**What you are asked to do:**
Each line of the material below with the word "structured" is to be reported.

**Entries provided:**
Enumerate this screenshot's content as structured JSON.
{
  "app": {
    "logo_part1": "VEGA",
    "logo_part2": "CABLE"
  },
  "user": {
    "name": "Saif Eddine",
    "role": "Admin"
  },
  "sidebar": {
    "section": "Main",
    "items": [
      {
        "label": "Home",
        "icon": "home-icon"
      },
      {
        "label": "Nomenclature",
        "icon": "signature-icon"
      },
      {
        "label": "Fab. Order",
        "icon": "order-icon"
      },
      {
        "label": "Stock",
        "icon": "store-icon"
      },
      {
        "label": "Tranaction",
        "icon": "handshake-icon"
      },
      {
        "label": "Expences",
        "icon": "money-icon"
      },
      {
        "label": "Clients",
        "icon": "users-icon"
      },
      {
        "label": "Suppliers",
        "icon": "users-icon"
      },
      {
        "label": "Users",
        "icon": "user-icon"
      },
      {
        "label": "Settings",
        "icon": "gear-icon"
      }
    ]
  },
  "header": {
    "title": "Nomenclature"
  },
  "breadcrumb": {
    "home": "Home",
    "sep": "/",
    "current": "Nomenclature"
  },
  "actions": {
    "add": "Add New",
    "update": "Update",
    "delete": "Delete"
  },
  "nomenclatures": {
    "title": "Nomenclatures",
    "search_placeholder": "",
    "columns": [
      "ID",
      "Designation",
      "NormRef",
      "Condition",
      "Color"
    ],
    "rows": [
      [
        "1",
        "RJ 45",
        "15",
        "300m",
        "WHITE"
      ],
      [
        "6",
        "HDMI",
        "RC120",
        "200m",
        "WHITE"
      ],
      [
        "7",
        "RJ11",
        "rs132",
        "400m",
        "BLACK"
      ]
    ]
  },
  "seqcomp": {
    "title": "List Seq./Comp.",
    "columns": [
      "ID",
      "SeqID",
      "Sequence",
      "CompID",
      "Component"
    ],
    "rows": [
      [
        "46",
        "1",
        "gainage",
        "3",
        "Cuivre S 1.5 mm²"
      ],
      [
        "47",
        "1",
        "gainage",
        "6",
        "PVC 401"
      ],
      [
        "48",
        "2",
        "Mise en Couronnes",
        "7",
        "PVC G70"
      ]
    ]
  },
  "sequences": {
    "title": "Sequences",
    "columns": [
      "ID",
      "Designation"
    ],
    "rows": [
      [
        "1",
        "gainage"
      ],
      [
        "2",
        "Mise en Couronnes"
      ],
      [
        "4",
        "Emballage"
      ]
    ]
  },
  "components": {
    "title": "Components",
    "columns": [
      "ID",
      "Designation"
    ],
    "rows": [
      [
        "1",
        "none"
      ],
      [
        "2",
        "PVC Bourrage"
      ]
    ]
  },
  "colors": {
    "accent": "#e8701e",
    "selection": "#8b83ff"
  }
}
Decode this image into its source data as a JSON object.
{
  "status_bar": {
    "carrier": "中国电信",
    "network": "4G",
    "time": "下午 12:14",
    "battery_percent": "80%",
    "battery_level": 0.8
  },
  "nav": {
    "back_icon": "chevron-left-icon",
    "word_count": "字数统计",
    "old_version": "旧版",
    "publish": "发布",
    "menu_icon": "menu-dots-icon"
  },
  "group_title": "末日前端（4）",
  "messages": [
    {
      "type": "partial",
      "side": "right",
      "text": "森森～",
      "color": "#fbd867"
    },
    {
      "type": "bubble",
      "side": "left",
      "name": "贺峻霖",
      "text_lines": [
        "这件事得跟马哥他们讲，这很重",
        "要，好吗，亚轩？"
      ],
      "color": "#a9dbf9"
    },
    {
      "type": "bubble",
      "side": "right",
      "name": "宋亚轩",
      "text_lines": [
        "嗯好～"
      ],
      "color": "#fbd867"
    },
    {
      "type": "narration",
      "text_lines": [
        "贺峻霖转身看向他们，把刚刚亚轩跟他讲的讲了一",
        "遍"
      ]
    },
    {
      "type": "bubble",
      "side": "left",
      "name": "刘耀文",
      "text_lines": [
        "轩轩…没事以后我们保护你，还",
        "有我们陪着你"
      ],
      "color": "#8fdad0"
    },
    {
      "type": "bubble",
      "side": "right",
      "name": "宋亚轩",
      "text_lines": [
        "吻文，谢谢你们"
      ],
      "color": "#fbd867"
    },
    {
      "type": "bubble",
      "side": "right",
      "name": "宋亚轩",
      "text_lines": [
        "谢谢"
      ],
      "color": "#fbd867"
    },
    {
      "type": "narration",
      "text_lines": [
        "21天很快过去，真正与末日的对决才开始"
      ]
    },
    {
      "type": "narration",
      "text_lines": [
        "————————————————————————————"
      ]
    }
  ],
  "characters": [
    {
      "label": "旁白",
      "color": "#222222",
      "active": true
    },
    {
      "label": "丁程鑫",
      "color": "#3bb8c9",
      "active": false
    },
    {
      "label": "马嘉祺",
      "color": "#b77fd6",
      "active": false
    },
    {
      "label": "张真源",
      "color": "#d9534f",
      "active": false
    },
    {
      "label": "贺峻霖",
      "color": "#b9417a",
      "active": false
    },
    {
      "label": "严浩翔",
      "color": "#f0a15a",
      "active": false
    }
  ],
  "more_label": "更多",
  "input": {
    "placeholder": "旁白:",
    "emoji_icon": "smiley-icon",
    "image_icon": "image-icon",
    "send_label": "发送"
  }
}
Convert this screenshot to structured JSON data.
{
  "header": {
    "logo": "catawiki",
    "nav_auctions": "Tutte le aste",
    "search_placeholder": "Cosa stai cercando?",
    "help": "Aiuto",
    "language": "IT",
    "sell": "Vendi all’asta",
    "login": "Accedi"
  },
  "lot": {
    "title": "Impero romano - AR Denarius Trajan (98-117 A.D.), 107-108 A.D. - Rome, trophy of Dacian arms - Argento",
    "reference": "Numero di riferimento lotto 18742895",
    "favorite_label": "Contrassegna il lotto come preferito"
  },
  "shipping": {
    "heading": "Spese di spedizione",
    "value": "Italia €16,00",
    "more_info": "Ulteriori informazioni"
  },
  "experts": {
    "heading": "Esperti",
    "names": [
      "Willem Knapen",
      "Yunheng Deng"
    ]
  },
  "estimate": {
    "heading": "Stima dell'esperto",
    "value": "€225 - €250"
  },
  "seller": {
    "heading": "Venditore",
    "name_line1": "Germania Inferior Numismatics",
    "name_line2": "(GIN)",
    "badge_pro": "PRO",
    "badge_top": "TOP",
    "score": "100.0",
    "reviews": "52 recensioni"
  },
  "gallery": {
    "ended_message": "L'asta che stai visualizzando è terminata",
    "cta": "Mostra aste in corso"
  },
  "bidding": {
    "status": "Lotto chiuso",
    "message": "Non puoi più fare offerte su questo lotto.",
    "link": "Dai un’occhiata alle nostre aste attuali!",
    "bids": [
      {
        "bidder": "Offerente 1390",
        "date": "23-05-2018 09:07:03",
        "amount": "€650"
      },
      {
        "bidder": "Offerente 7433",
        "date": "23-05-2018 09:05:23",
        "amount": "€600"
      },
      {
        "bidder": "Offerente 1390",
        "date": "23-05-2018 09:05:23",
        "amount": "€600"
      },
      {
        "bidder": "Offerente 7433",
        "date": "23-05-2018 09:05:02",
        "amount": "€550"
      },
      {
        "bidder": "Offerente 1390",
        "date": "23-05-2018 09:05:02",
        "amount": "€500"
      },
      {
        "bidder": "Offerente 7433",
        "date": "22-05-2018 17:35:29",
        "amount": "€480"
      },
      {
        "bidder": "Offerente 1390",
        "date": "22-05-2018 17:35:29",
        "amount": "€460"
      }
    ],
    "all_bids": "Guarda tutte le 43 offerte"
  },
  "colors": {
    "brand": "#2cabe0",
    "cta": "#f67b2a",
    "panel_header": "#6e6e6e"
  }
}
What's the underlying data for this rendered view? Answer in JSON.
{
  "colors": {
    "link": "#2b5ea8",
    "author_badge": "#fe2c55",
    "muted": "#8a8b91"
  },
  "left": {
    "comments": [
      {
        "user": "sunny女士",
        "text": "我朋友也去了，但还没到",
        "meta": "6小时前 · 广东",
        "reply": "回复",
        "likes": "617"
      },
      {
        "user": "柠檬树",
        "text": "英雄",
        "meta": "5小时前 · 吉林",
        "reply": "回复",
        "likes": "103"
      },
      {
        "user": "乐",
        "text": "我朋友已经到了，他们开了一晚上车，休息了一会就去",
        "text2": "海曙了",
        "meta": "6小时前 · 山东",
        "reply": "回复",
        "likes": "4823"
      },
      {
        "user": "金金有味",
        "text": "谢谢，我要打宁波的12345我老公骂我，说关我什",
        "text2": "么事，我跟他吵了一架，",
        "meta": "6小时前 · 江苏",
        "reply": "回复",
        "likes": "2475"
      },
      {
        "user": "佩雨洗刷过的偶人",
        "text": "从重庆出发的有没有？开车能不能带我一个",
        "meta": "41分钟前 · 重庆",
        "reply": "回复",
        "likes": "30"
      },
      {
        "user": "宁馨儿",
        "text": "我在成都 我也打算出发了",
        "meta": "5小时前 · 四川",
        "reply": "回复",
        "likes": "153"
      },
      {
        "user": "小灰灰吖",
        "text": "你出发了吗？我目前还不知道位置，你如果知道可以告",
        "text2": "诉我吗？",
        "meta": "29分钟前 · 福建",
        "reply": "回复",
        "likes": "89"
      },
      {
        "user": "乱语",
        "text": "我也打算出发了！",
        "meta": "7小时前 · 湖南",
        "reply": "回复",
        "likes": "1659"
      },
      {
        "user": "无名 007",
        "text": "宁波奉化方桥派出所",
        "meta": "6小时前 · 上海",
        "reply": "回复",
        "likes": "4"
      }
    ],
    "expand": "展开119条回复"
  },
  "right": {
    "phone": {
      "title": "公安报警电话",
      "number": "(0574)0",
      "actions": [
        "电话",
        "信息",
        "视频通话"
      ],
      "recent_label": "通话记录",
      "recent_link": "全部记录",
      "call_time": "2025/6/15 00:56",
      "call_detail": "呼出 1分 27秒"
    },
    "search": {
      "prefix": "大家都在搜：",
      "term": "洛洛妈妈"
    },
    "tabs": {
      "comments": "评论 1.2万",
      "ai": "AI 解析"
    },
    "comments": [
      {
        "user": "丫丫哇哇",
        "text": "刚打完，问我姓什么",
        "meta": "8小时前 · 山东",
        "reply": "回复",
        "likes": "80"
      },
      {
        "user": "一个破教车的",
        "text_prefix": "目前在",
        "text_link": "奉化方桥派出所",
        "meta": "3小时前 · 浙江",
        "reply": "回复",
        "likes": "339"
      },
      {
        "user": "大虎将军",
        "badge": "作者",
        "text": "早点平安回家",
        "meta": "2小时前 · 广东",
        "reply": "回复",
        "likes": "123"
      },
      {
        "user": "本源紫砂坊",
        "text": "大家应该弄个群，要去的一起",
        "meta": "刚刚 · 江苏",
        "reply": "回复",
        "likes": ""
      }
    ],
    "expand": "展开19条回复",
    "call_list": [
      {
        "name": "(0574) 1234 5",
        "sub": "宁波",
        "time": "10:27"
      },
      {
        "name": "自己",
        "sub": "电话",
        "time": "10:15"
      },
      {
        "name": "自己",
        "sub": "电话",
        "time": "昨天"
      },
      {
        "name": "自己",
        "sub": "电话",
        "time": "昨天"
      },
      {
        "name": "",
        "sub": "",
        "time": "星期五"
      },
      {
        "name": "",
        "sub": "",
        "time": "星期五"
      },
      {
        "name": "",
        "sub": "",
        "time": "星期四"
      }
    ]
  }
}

**Result for this task:**
Enumerate this screenshot's content as structured JSON.
Convert this screenshot to structured JSON data.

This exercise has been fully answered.